Why do you need a succession plan?
For most businesses, there comes a time when the business should be sold. Estate issues, inheritance taxes, no heir to run the business, an illness or a wide variety of other issues can make selling a business the wisest or only thing to do. When that happens, you need to be prepared. You should start the planning now.
What do you need to do to prepare?
Prepare your financials to be completely accurate and “bullet-proof”. Is your CPA adequate to the task of preparing statements that will meet the scrutiny of a potential buyer? Do you need a full audit, or are write-ups adequate?
Make certain that all operational details are functional. Critically evaluate all staff, space, inventories and other working parts of your business to see what holes need to be filled. Create a plan to correct any shortcomings that you see.
Inventory all of your assets. Do an inventory of your fixed assets as well as products for sale or in process. Make certain that the figures synch up with the figures you are carrying on the books. The value and condition of assets can make a difference when you are selling a business.
What are your next steps?
Download a guide to selling a business to give you a little guidance on preparing.
Finally, it is wise to look for competent advice. Selling a business can be a once-in-a-lifetime event. Seeking the advice of a firm that buys and sells businesses every day will help you maximize the value of your sale.
Whether you want to sell today, or just plan for an eventuality, call the experts at http://www.stonyhillbusinessbrokers.com.
If you're thinking about selling your business, it's best to plan ahead and create a company that will be truly appealing to a potential buyer. The process of taking a bit of extra time and effort to dust off your systems and bookkeeping will pay off handsomely by adding to your company's appeal and value.
1. Catch up on your bookkeeping. The first question a potential buyer will want to ask is how much money he'll be able to make by owning and operating your company. The more complete and clear your records, the better he'll be able to answer that question.
2. Discuss your business sale with your landlord. If your company depends on a particular location or you have made expensive leasehold improvements, a potential buyer will want to know that he can keep the business where it is. Ask to put a clause in your lease establishing that it is valid even if you sell your company, and make sure that your landlord is on board with the terms of your potential sale.
3. Write an employee manual. If you're selling a business, it's important to create a document that a subsequent owner will be able to use to train employees. A training manual puts this information into a form that he will be able to use to hire new employees and train them in a manner consistent with your current systems and policies.
4. Write a business plan. Even though you're getting ready to move on, a business plan will provide a road map for a new owner, and show him your company's potential as well as the milestones you have already achieved.

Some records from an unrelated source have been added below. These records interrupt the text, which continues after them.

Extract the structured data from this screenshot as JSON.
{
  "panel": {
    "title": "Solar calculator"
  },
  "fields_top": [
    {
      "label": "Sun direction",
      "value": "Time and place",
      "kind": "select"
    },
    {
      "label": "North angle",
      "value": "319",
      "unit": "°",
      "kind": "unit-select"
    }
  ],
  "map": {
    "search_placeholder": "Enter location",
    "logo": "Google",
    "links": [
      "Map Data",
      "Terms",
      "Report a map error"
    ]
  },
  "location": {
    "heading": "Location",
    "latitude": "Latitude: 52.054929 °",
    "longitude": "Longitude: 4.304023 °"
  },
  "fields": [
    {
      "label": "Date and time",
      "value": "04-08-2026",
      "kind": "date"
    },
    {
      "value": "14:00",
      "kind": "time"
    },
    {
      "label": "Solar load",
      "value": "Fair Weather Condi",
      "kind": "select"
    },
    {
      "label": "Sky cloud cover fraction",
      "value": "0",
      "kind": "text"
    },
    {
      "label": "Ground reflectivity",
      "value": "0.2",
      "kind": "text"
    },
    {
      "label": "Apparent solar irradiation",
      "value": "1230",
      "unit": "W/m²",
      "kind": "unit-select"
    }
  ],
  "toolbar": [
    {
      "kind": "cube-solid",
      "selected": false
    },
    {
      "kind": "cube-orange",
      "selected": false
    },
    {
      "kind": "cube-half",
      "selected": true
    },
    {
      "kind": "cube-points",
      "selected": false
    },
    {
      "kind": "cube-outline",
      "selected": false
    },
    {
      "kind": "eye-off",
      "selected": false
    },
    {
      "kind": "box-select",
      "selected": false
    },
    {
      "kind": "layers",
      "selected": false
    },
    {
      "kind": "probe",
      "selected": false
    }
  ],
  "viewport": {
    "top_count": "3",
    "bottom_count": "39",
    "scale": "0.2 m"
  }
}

5. Judiciously involve a few key employees in the sale process. If the value of your company is tied up with their expertise, a potential buyer will want to know that they are on board with a business sale.

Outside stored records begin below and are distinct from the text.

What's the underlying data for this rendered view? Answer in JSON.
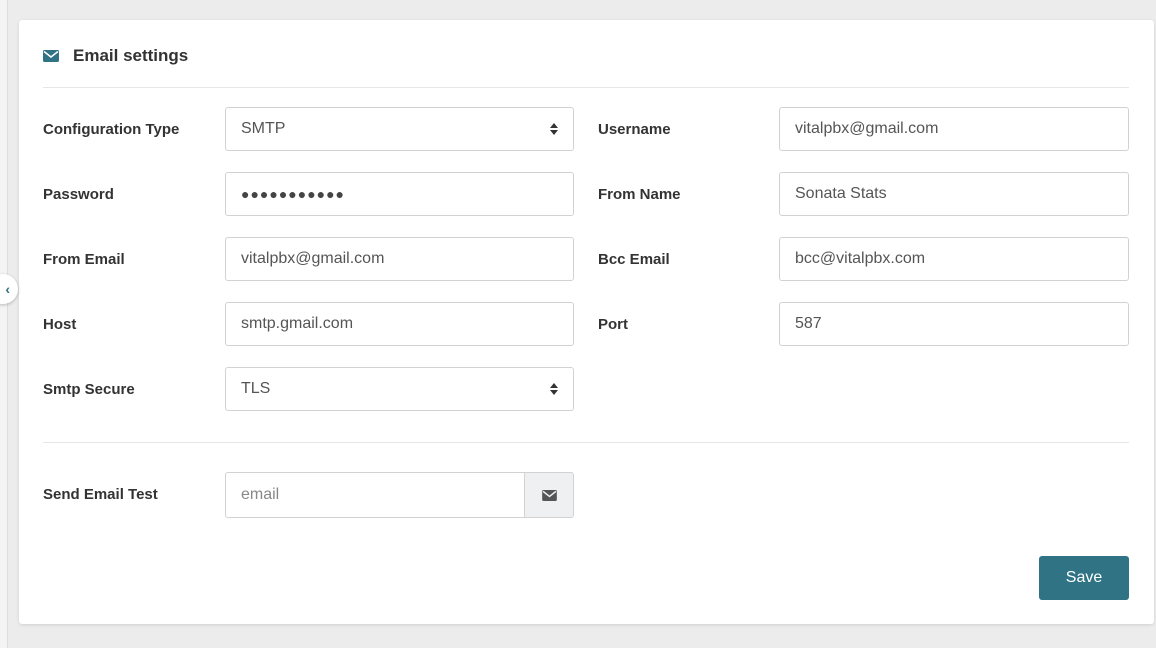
{
  "card": {
    "title": "Email settings",
    "icon": "envelope-icon"
  },
  "colors": {
    "accent": "#2f7384",
    "background": "#ececec"
  },
  "fields": {
    "configuration_type": {
      "label": "Configuration Type",
      "value": "SMTP"
    },
    "username": {
      "label": "Username",
      "value": "vitalpbx@gmail.com"
    },
    "password": {
      "label": "Password",
      "value": "●●●●●●●●●●●"
    },
    "from_name": {
      "label": "From Name",
      "value": "Sonata Stats"
    },
    "from_email": {
      "label": "From Email",
      "value": "vitalpbx@gmail.com"
    },
    "bcc_email": {
      "label": "Bcc Email",
      "value": "bcc@vitalpbx.com"
    },
    "host": {
      "label": "Host",
      "value": "smtp.gmail.com"
    },
    "port": {
      "label": "Port",
      "value": "587"
    },
    "smtp_secure": {
      "label": "Smtp Secure",
      "value": "TLS"
    }
  },
  "send_test": {
    "label": "Send Email Test",
    "placeholder": "email",
    "icon": "envelope-icon"
  },
  "actions": {
    "save_label": "Save"
  },
  "sidebar_toggle": {
    "icon": "chevron-left-icon",
    "glyph": "‹"
  }
}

6. Evaluate your systems. The better your systems, the more they will work to your advantage in the process of selling a business. Make sure company operations are smooth and efficient. Measure outcomes and, whenever possible, work to improve them.
7. Take a vacation. Although it's not a great idea to go away for an extended length of time if you're planning on selling a business, a brief vacation will provide you with valuable information about how well your company functions in your absence.